The Bangor area’s only remaining ski area is up for sale.
New Hermon Mountain ski area was listed for $5 million on May 25, according to Jessica Wiltbank, an agent with SVN The Masiello Group, who is brokering the sale.
The 67.5-acre ski area, which closed for the season in March, is the only one in the Bangor area that still offers downhill skiing after a handful of other ski areas in Dedham, Newburgh and Winterport, as well as the Essex Street hill in Bangor, closed or were abandoned decades ago.
The Hermon ski area on Newburgh Road first opened to the public in 1960, when it had T-bar lifts and a primitive log cabin, according to Wiltbank.
“It was pretty rustic,” she said.
The Whitcomb family, its current owners, bought it in 1987 and modernized it, installing a new lift system and tubing hills and adding a new lodge in 2005. The Hermon ski area also offers skiing and snowboarding lessons.
The owners did not respond to a message Monday seeking comment.
Wiltbank said the Whitcombs are nearing retirement and are seeking a new owner who will invest in the property and expand it beyond its current capacity to offer summertime activities.
Ski areas have become popular recreational areas as the pandemic encouraged people to engage in outdoor activities, though some resorts initially cut capacity to accommodate social distancing.
While Hermon Mountain is the only ski resort in the Bangor area, skiing is available in the Moosehead Lake area, where a volunteer group has run a nonprofit ski area on part of the site of a longtime ski resort that closed in 2010.
A Rangeley-based developer, Perry Williams, has proposed expanding the area’s ski offerings with a $113.5 million ski resort at the longtime resort site in Big Moose Township that would also offer hotel lodging, a conference center, taphouse, restaurant and ziplining.
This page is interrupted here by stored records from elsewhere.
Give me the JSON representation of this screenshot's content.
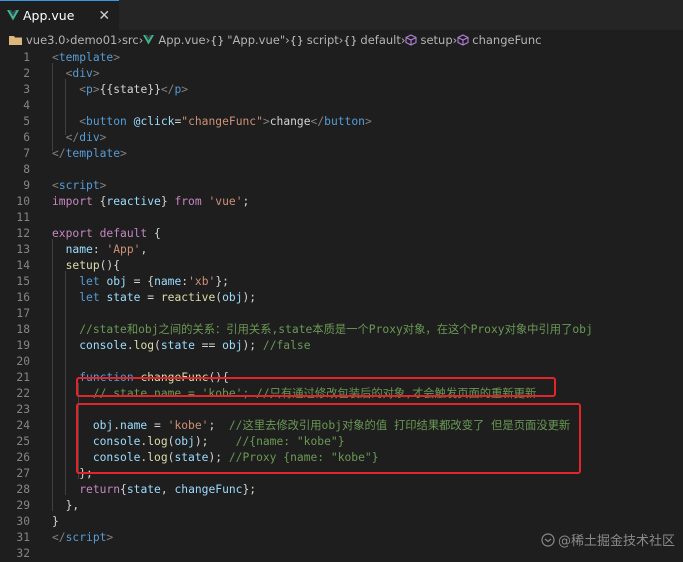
{
  "tab": {
    "label": "App.vue",
    "close": "✕"
  },
  "breadcrumb": [
    {
      "icon": "folder-icon",
      "label": "vue3.0"
    },
    {
      "icon": "",
      "label": "demo01"
    },
    {
      "icon": "",
      "label": "src"
    },
    {
      "icon": "vue-icon",
      "label": "App.vue"
    },
    {
      "icon": "braces-icon",
      "label": "\"App.vue\""
    },
    {
      "icon": "braces-icon",
      "label": "script"
    },
    {
      "icon": "braces-icon",
      "label": "default"
    },
    {
      "icon": "cube-icon",
      "label": "setup"
    },
    {
      "icon": "cube-icon",
      "label": "changeFunc"
    }
  ],
  "lines": [
    [
      [
        "t-punct",
        "<"
      ],
      [
        "t-tag",
        "template"
      ],
      [
        "t-punct",
        ">"
      ]
    ],
    [
      [
        "t-text",
        "  "
      ],
      [
        "t-punct",
        "<"
      ],
      [
        "t-tag",
        "div"
      ],
      [
        "t-punct",
        ">"
      ]
    ],
    [
      [
        "t-text",
        "    "
      ],
      [
        "t-punct",
        "<"
      ],
      [
        "t-tag",
        "p"
      ],
      [
        "t-punct",
        ">"
      ],
      [
        "t-text",
        "{{state}}"
      ],
      [
        "t-punct",
        "</"
      ],
      [
        "t-tag",
        "p"
      ],
      [
        "t-punct",
        ">"
      ]
    ],
    [],
    [
      [
        "t-text",
        "    "
      ],
      [
        "t-punct",
        "<"
      ],
      [
        "t-tag",
        "button"
      ],
      [
        "t-text",
        " "
      ],
      [
        "t-attr",
        "@click"
      ],
      [
        "t-text",
        "="
      ],
      [
        "t-str",
        "\"changeFunc\""
      ],
      [
        "t-punct",
        ">"
      ],
      [
        "t-text",
        "change"
      ],
      [
        "t-punct",
        "</"
      ],
      [
        "t-tag",
        "button"
      ],
      [
        "t-punct",
        ">"
      ]
    ],
    [
      [
        "t-text",
        "  "
      ],
      [
        "t-punct",
        "</"
      ],
      [
        "t-tag",
        "div"
      ],
      [
        "t-punct",
        ">"
      ]
    ],
    [
      [
        "t-punct",
        "</"
      ],
      [
        "t-tag",
        "template"
      ],
      [
        "t-punct",
        ">"
      ]
    ],
    [],
    [
      [
        "t-punct",
        "<"
      ],
      [
        "t-tag",
        "script"
      ],
      [
        "t-punct",
        ">"
      ]
    ],
    [
      [
        "t-kw",
        "import"
      ],
      [
        "t-text",
        " {"
      ],
      [
        "t-var",
        "reactive"
      ],
      [
        "t-text",
        "} "
      ],
      [
        "t-kw",
        "from"
      ],
      [
        "t-text",
        " "
      ],
      [
        "t-str",
        "'vue'"
      ],
      [
        "t-text",
        ";"
      ]
    ],
    [],
    [
      [
        "t-kw",
        "export"
      ],
      [
        "t-text",
        " "
      ],
      [
        "t-kw",
        "default"
      ],
      [
        "t-text",
        " {"
      ]
    ],
    [
      [
        "t-text",
        "  "
      ],
      [
        "t-var",
        "name"
      ],
      [
        "t-text",
        ": "
      ],
      [
        "t-str",
        "'App'"
      ],
      [
        "t-text",
        ","
      ]
    ],
    [
      [
        "t-text",
        "  "
      ],
      [
        "t-fn",
        "setup"
      ],
      [
        "t-text",
        "(){"
      ]
    ],
    [
      [
        "t-text",
        "    "
      ],
      [
        "t-kw2",
        "let"
      ],
      [
        "t-text",
        " "
      ],
      [
        "t-var",
        "obj"
      ],
      [
        "t-text",
        " = {"
      ],
      [
        "t-var",
        "name"
      ],
      [
        "t-text",
        ":"
      ],
      [
        "t-str",
        "'xb'"
      ],
      [
        "t-text",
        "};"
      ]
    ],
    [
      [
        "t-text",
        "    "
      ],
      [
        "t-kw2",
        "let"
      ],
      [
        "t-text",
        " "
      ],
      [
        "t-var",
        "state"
      ],
      [
        "t-text",
        " = "
      ],
      [
        "t-fn",
        "reactive"
      ],
      [
        "t-text",
        "("
      ],
      [
        "t-var",
        "obj"
      ],
      [
        "t-text",
        ");"
      ]
    ],
    [],
    [
      [
        "t-text",
        "    "
      ],
      [
        "t-cm",
        "//state和obj之间的关系：引用关系,state本质是一个Proxy对象，在这个Proxy对象中引用了obj"
      ]
    ],
    [
      [
        "t-text",
        "    "
      ],
      [
        "t-var",
        "console"
      ],
      [
        "t-text",
        "."
      ],
      [
        "t-fn",
        "log"
      ],
      [
        "t-text",
        "("
      ],
      [
        "t-var",
        "state"
      ],
      [
        "t-text",
        " == "
      ],
      [
        "t-var",
        "obj"
      ],
      [
        "t-text",
        "); "
      ],
      [
        "t-cm",
        "//false"
      ]
    ],
    [],
    [
      [
        "t-text",
        "    "
      ],
      [
        "t-kw2",
        "function"
      ],
      [
        "t-text",
        " "
      ],
      [
        "t-fn",
        "changeFunc"
      ],
      [
        "t-text",
        "(){"
      ]
    ],
    [
      [
        "t-text",
        "      "
      ],
      [
        "t-cm",
        "// state.name = 'kobe'; //只有通过修改包装后的对象,才会触发页面的重新更新"
      ]
    ],
    [],
    [
      [
        "t-text",
        "      "
      ],
      [
        "t-var",
        "obj"
      ],
      [
        "t-text",
        "."
      ],
      [
        "t-var",
        "name"
      ],
      [
        "t-text",
        " = "
      ],
      [
        "t-str",
        "'kobe'"
      ],
      [
        "t-text",
        ";  "
      ],
      [
        "t-cm",
        "//这里去修改引用obj对象的值 打印结果都改变了 但是页面没更新"
      ]
    ],
    [
      [
        "t-text",
        "      "
      ],
      [
        "t-var",
        "console"
      ],
      [
        "t-text",
        "."
      ],
      [
        "t-fn",
        "log"
      ],
      [
        "t-text",
        "("
      ],
      [
        "t-var",
        "obj"
      ],
      [
        "t-text",
        ");    "
      ],
      [
        "t-cm",
        "//{name: \"kobe\"}"
      ]
    ],
    [
      [
        "t-text",
        "      "
      ],
      [
        "t-var",
        "console"
      ],
      [
        "t-text",
        "."
      ],
      [
        "t-fn",
        "log"
      ],
      [
        "t-text",
        "("
      ],
      [
        "t-var",
        "state"
      ],
      [
        "t-text",
        "); "
      ],
      [
        "t-cm",
        "//Proxy {name: \"kobe\"}"
      ]
    ],
    [
      [
        "t-text",
        "    };"
      ]
    ],
    [
      [
        "t-text",
        "    "
      ],
      [
        "t-kw",
        "return"
      ],
      [
        "t-text",
        "{"
      ],
      [
        "t-var",
        "state"
      ],
      [
        "t-text",
        ", "
      ],
      [
        "t-var",
        "changeFunc"
      ],
      [
        "t-text",
        "};"
      ]
    ],
    [
      [
        "t-text",
        "  },"
      ]
    ],
    [
      [
        "t-text",
        "}"
      ]
    ],
    [
      [
        "t-punct",
        "</"
      ],
      [
        "t-tag",
        "script"
      ],
      [
        "t-punct",
        ">"
      ]
    ],
    []
  ],
  "watermark": "@稀土掘金技术社区",
  "colors": {
    "accent": "#3a96dd",
    "highlight_box": "#e0252b",
    "background": "#1e1e1e"
  }
}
Perry Williams, the developer, has pitched the proposal as an opportunity for Piscataquis County that could revitalize the local economy and provide year-round jobs. Piscataquis County commissioners have previously backed the project, while critics have cited a fear of overdevelopment in their opposition.